For everyone who has been waiting for a true full-frame mirrorless camera from Nikon, today is the day as Nikon has just announced its new flagship cam: the Nikon Z9.
Featuring a new 45.7-MP stacked CMOS sensor that supports continuous shooting at up to 30 fps for JPEGs or up to 20 fps for RAWs, Nikon says its new electronic shutter is so good they skipped giving the Z9 a traditional mechanical shutter entirely. And if you want even faster shooting speeds, you can lower the camera’s resolution to 11 megapixels to enable continuous shooting at up to a blazing 120 fps. And once again, that’s for still photos, not video, with the Z9 even getting an image buffer of up to 1,000 shots when shooting JPEGs or Nikon’s new high-efficiency RAW format.
Nikon even says distortion from its new electronic shutter is so low, it’s equivalent to a regular mechanical shutter, with the Z9's shutter capable of going as high as 1/32,000 of a second.
That said, the Z9 also features some impressive video specs too, with Nikon including support for 8K video capture at 30 fps with continuous recording times of two hours or more, so no real need to worry about overheating like might have to do with Canon’s EOS R5. And if 8K is overkill, you’ll also have the option to record 4K video at up to 120 fps.
Nikon also claims the Z9 features its most advanced autofocus system yet, which features improved 3D tracking and a new Subject Detection algorithm that can differentiate between nine types of subjects (people, dogs, cats, birds, cars, motorcycles, bicycles, trains, and planes) while capturing both stills and videos.
And in a brand new feature for one of Nikon’s mirrorless Z-series cameras, the Z9 is getting “Synchro VR” which combines the camera’s in-body image stabilization with the vibration reduction system in Nikon’s Z-series lenses (first on the Nikkor Z 70-200mm F2.8 VR S, the Z 105mm F2.8 VR, and the new Z 100-400mm F4.5-5.6 VR S) to provide even better image stabilization of up to six stops.
As for the Z9's body, you still get Nikon’s classic weatherproof magnesium alloy chassis with a built-in vertical grip and dual CFexpress card slots, but with an overall volume about 20% smaller than a Nikon D6.
Sadly, the resolution of the Z9's OLED EVF is still a little low at 3.69-million dots, though Nikon did add on a new 3.2-inch multi-directional touchscreen that can tilt up and down and to the side, but still can’t flip all the way around.
Lastly, thanks to a new and larger EN-EL18d battery, the Z9 should enjoy strong battery life of up to 740 shots on a single charge when using the Z9's rear LCD screen, or around 700 when using its EVF.
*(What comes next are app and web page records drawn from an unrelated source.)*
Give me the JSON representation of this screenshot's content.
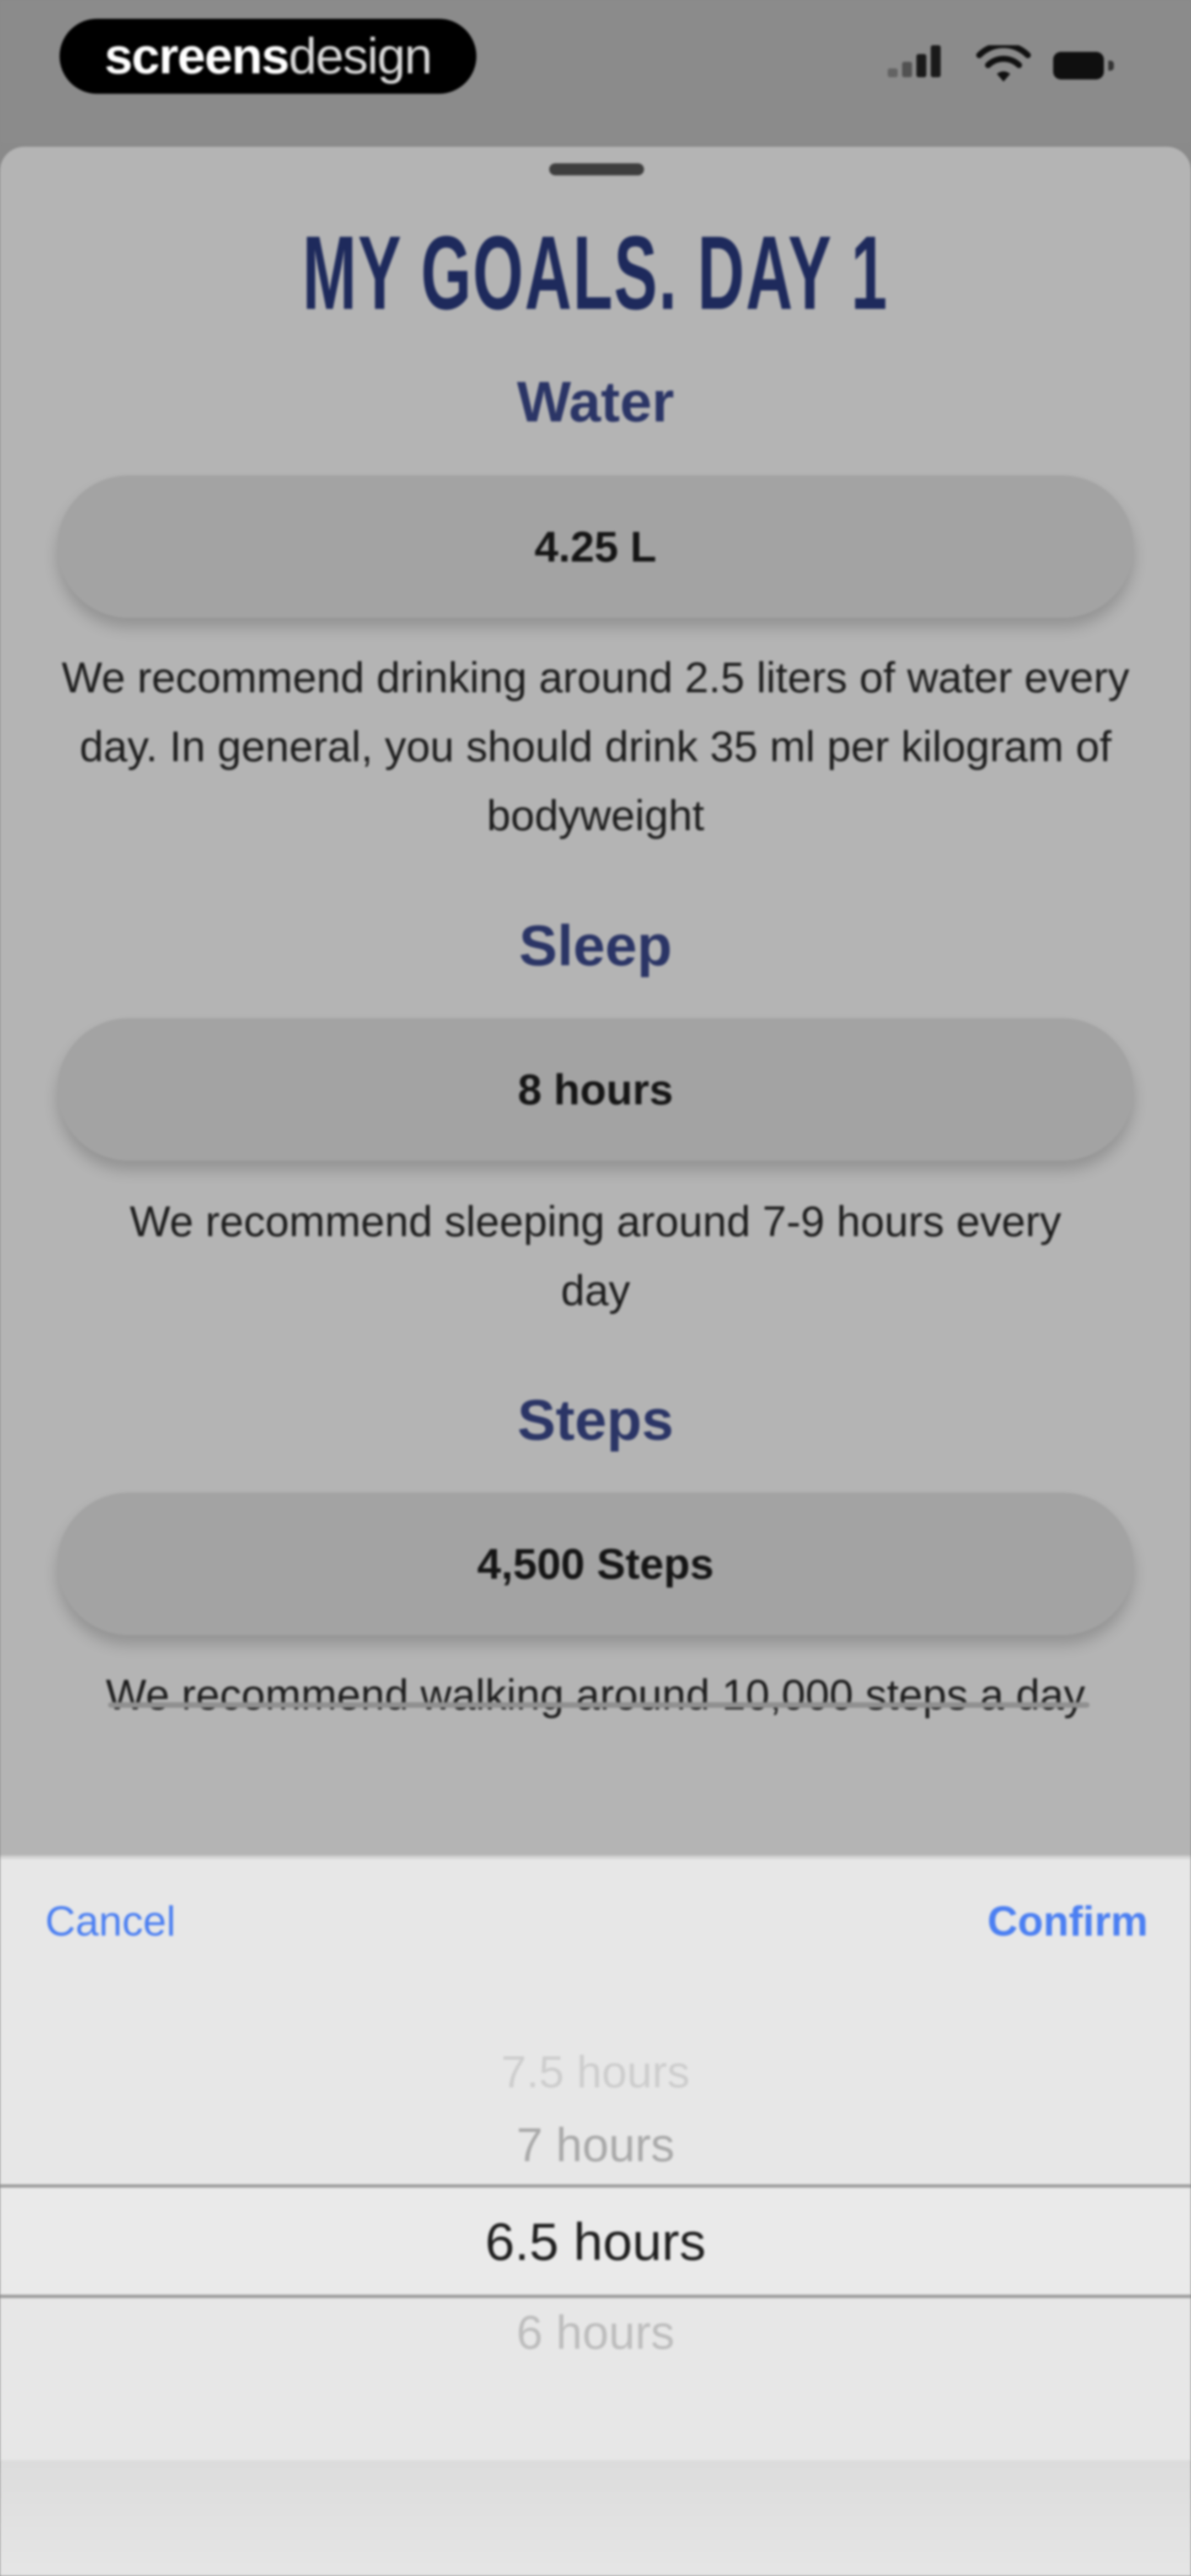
{
  "status_bar": {
    "brand": {
      "bold": "screens",
      "thin": "design"
    }
  },
  "title": "MY GOALS. DAY 1",
  "water": {
    "heading": "Water",
    "value": "4.25 L",
    "description": "We recommend drinking around 2.5 liters of water every day. In general, you should drink 35 ml per kilogram of bodyweight"
  },
  "sleep": {
    "heading": "Sleep",
    "value": "8 hours",
    "description": "We recommend sleeping around 7-9 hours every day"
  },
  "steps": {
    "heading": "Steps",
    "value": "4,500 Steps",
    "description": "We recommend walking around 10,000 steps a day"
  },
  "picker": {
    "cancel_label": "Cancel",
    "confirm_label": "Confirm",
    "options": [
      "7.5 hours",
      "7 hours",
      "6.5 hours",
      "6 hours"
    ],
    "selected": "6.5 hours"
  },
  "colors": {
    "accent": "#1e2a5c",
    "picker_button": "#4b7ff2",
    "sheet_background": "#b4b4b4"
  }
}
Also, thanks to a future firmware update, Nikon says it will introduce its new N-RAW video format that allows for 12-bit video at 8K/60 fps, or 4K/60fps when using Apple ProRes RAW HQ.
All told, the Z9 looks like the pro-grade Nikon camera fans have been waiting for, even if it doesn’t beat Sony’s and Canon’s rival cameras on every spec. And with Nikon leaning even further into the Z9's video capabilities, we’re looking at something that should be equally adept at capturing both videos and stills.
But like so many high-end cameras, with a body-only price of $5,500, the Z9 won’t come cheap when it goes on sale sometime before the end of the year. And alongside the Z9, Nikon also announced a handful of new lenses and accessories also due out later this year including the new and slimmer FTZ II adapter ($250), the new Nikkor Z 100-400mm f/4.5-5.6 VR S zoom lens ($1,110), and the NIKKOR Z 24-120mm f/4 S ($2,700).